Author: Max ColemanPage 1 of 7

A small plant with a big genome

The small adder’s-tongue fern has a single leaf not much bigger than your little fingernail. Apart from this easily overlooked leaf, the only other visible part of the…

From a single tree to a BioBlitz

On the 17 and 18 June 2022 naturalists and the public came together at Little Sparta, a garden in the Pentland Hills 25 miles southwest of Edinburgh, to…

Biodiversity at Little Sparta

The artist Ian Hamilton Finlay created a garden in the hills near Biggar that he called Little Sparta in response to the characterization of Edinburgh as the Athens…

Giants, genomes and true grit

We assign human qualities to animals without a second thought.
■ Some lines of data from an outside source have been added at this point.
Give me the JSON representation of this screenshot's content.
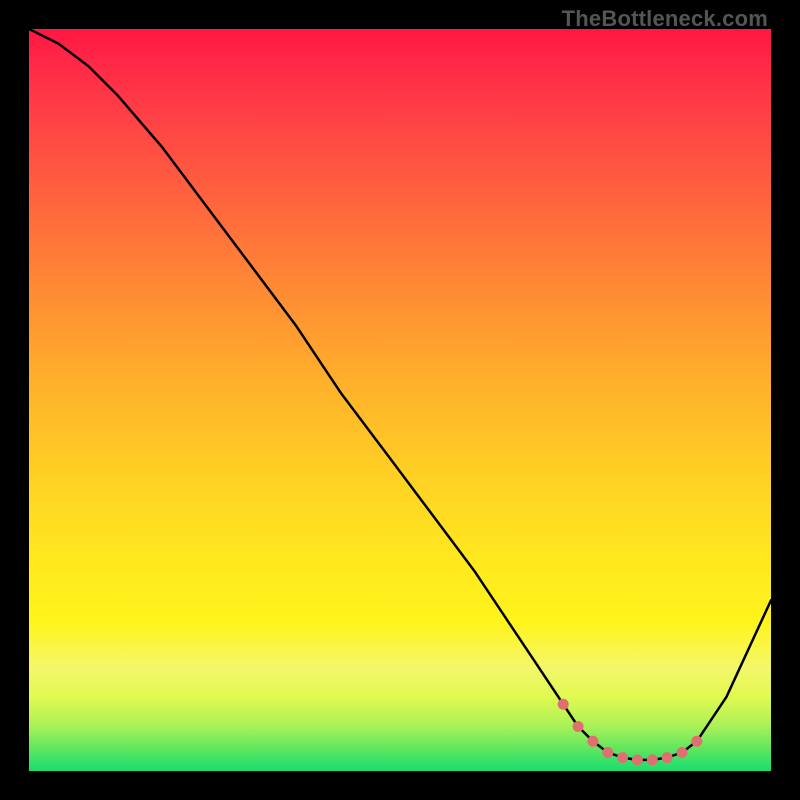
{
  "watermark": "TheBottleneck.com",
  "colors": {
    "frame": "#000000",
    "curve": "#000000",
    "dot_fill": "#e07070",
    "dot_stroke": "#b85252",
    "gradient_top": "#ff1744",
    "gradient_mid": "#ffe91e",
    "gradient_bottom": "#1ddd6f"
  },
  "chart_data": {
    "type": "line",
    "title": "",
    "xlabel": "",
    "ylabel": "",
    "xlim": [
      0,
      100
    ],
    "ylim": [
      0,
      100
    ],
    "x": [
      0,
      4,
      8,
      12,
      18,
      24,
      30,
      36,
      42,
      48,
      54,
      60,
      64,
      68,
      72,
      74,
      76,
      78,
      80,
      82,
      84,
      86,
      88,
      90,
      94,
      100
    ],
    "y": [
      100,
      98,
      95,
      91,
      84,
      76,
      68,
      60,
      51,
      43,
      35,
      27,
      21,
      15,
      9,
      6,
      4,
      2.5,
      1.8,
      1.5,
      1.5,
      1.8,
      2.5,
      4,
      10,
      23
    ],
    "dot_x": [
      72,
      74,
      76,
      78,
      80,
      82,
      84,
      86,
      88,
      90
    ],
    "dot_y": [
      9,
      6,
      4,
      2.5,
      1.8,
      1.5,
      1.5,
      1.8,
      2.5,
      4
    ]
  }
}
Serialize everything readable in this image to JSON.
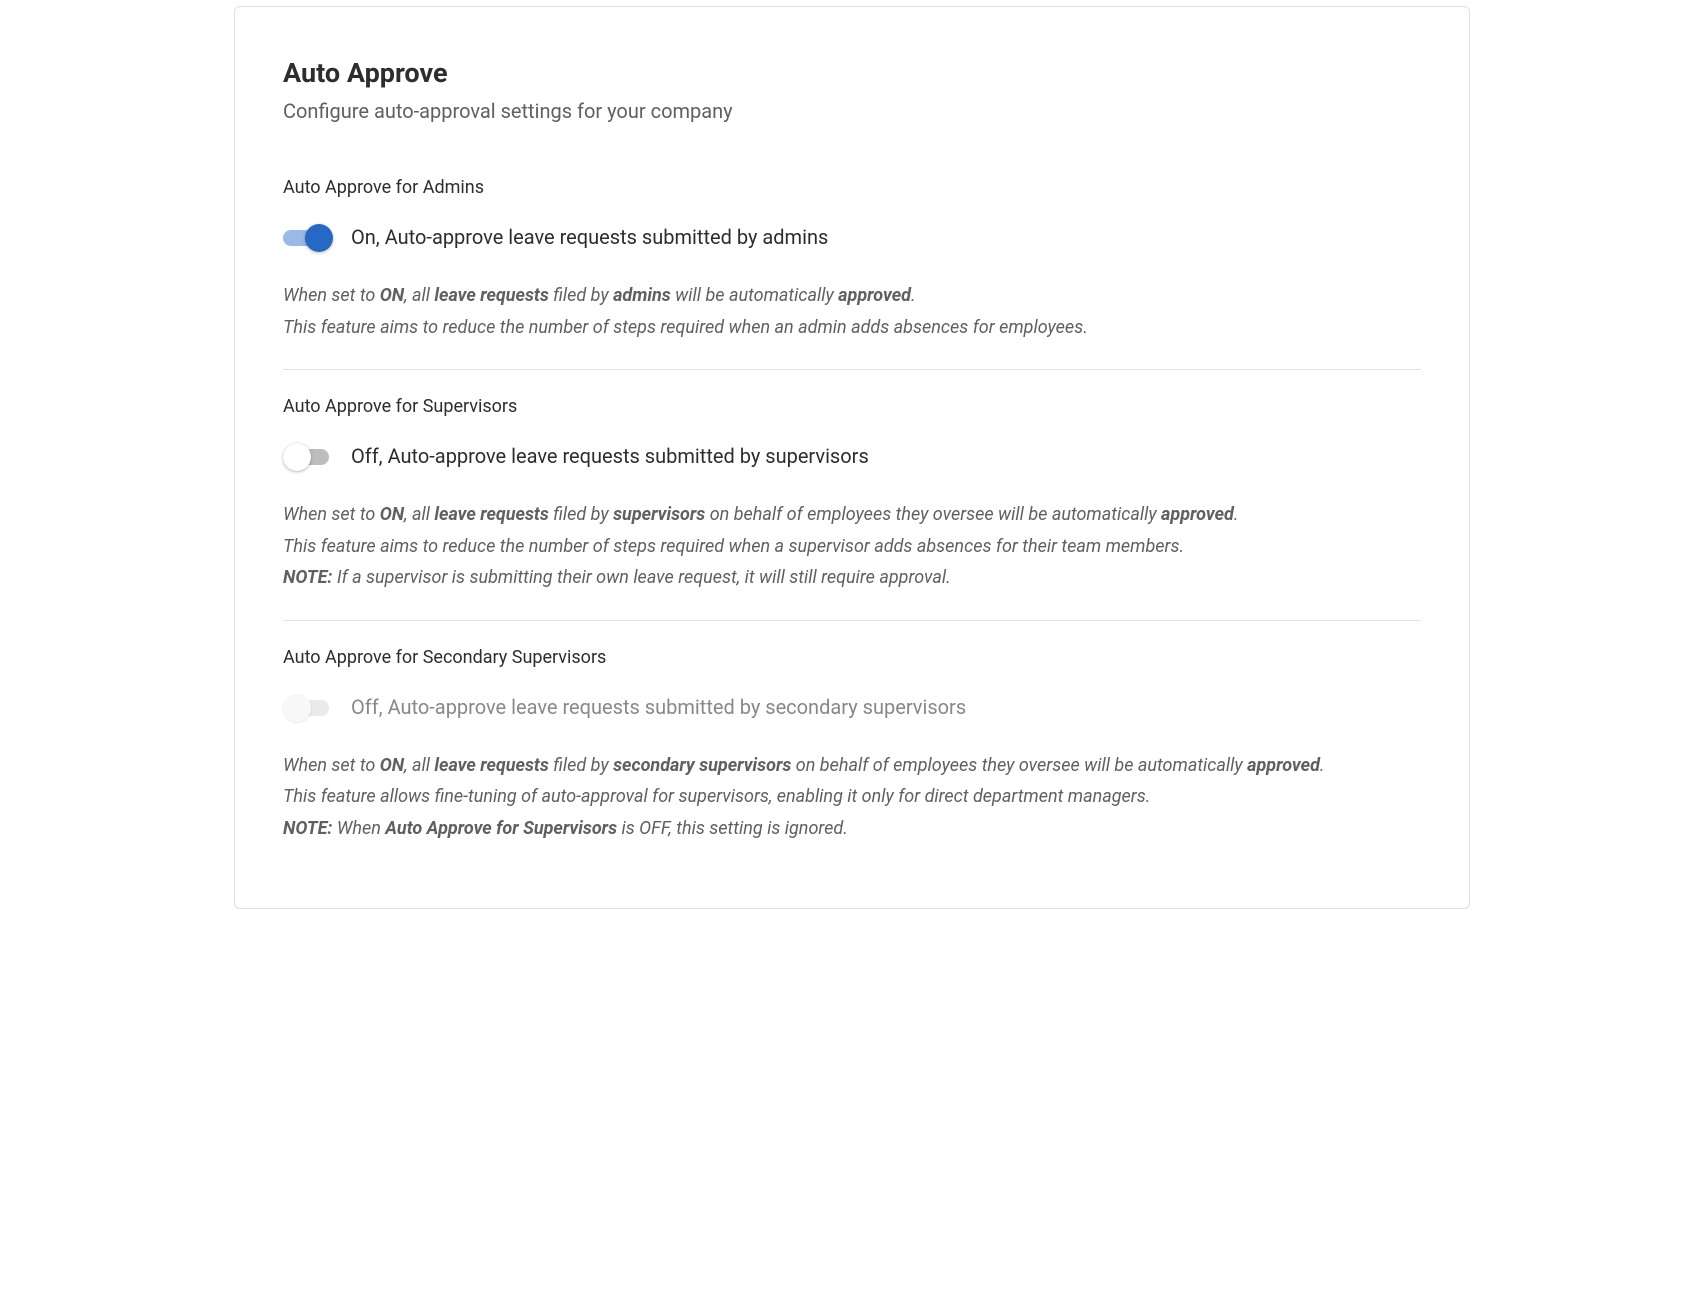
{
  "page": {
    "title": "Auto Approve",
    "subtitle": "Configure auto-approval settings for your company"
  },
  "sections": {
    "admins": {
      "label": "Auto Approve for Admins",
      "toggle_state": "on",
      "toggle_label": "On, Auto-approve leave requests submitted by admins",
      "help_html": "When set to <strong>ON</strong>, all <strong>leave requests</strong> filed by <strong>admins</strong> will be automatically <strong>approved</strong>.<br>This feature aims to reduce the number of steps required when an admin adds absences for employees."
    },
    "supervisors": {
      "label": "Auto Approve for Supervisors",
      "toggle_state": "off",
      "toggle_label": "Off, Auto-approve leave requests submitted by supervisors",
      "help_html": "When set to <strong>ON</strong>, all <strong>leave requests</strong> filed by <strong>supervisors</strong> on behalf of employees they oversee will be automatically <strong>approved</strong>.<br>This feature aims to reduce the number of steps required when a supervisor adds absences for their team members.<br><strong>NOTE:</strong> If a supervisor is submitting their own leave request, it will still require approval."
    },
    "secondary_supervisors": {
      "label": "Auto Approve for Secondary Supervisors",
      "toggle_state": "disabled",
      "toggle_label": "Off, Auto-approve leave requests submitted by secondary supervisors",
      "help_html": "When set to <strong>ON</strong>, all <strong>leave requests</strong> filed by <strong>secondary supervisors</strong> on behalf of employees they oversee will be automatically <strong>approved</strong>.<br>This feature allows fine-tuning of auto-approval for supervisors, enabling it only for direct department managers.<br><strong>NOTE:</strong> When <strong>Auto Approve for Supervisors</strong> is OFF, this setting is ignored."
    }
  }
}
The wise owl and the cunning fox will produce a smile, even though we know this is just…

Backing nature for climate at COP26

This month the world looks to Glasgow for signs of progress with tackling the climate emergency. Although the negotiations must focus on the transition to a low-carbon economy…

Blazing the apple trail

The Garden’s 2021 Harvest Festival includes a short self-guided trail on the origins and future of the apple linked to work on the Darwin Tree of Life project….

Eat your sea greens

Seaweed has been a traditional foraged food in coastal Scottish communities for as long as people have inhabited the coast. Despite being nutritious and abundant it became associated…

Connecting with plants

Greg Kenicer and Marjorie Lotfi Gill in conversation for Book Week Scotland To mark Book Week Scotland 2020, botanist and author Greg Kenicer from the Garden’s Education team…

#plantrainbow – true blue

Remembering the colours of the rainbow in the correct sequence is a memory challenged easily solved with this little rhyme ‘Richard Of York Gave Battle In Vain’, giving…

#plantrainbow – Primrose

The primrose, Primula vulgaris, is one of the most evocative and widely-known heralds of spring. If you are lucky enough to know a wild place where this beautiful…

Spread hope and joy with #plantrainbow

The rainbow symbol is used to represent peace, hope, joy, inclusion and diversity. During the current public health crisis, created by the Covid-19 virus, it has also come…

A botanical wild cat

The Scottish native wild apple (Malus sylvestris), like the Scottish wild cat, could be regarded as being under threat from interbreeding with its domesticated counterpart. In the cat’s…

Size isn’t everything

The tatties produced by the ‘Edinburgh potato’ were recently revealed to the world on BBC Landward and it’s fair to say this potato is not destined to be…

From Indonesia to Edinburgh – An orchids story

In a cloud forest on the Indonesian island of Seram an orchid was collected during an expedition led by the Royal Botanic Garden Edinburgh in 1986. The living…

Edinburgh potato faces late blight

A new twist in the story of the Edinburgh potato (Solanum xedinense) could be the most interesting yet. Late blight (Phytophthora infestans) symptoms were found on many of…

Origin of the Edinburgh potato

The Edinburgh potato is a small piece of the Garden’s historical association with food crops and food security dating back to the time of our Regius Keeper Sir…

Edinburgh’s potato: flowers at last

Having waited a full year to see the fruits of our labours in a potato breeding project we have finally been rewarded with success today. Our aim was…

Scent of seduction

With the flowering of our titan arum for the third time this summer minds have been turning to how we can help our plant, fondly called New Reekie,…

Orchid appears in Living Lawn

Next to the Front Range and within sight of the Library and Herbarium two small squares of lawn have been transformed into flower-rich ‘living lawns’ as part of…

Microsculpture on your door step

Guest blog by Ashleigh Whiffin, entomologist (NMS) The breath-taking Microsculpture exhibition of insect portraits opens at RBGE later this month and it’s no secret that I’m a little…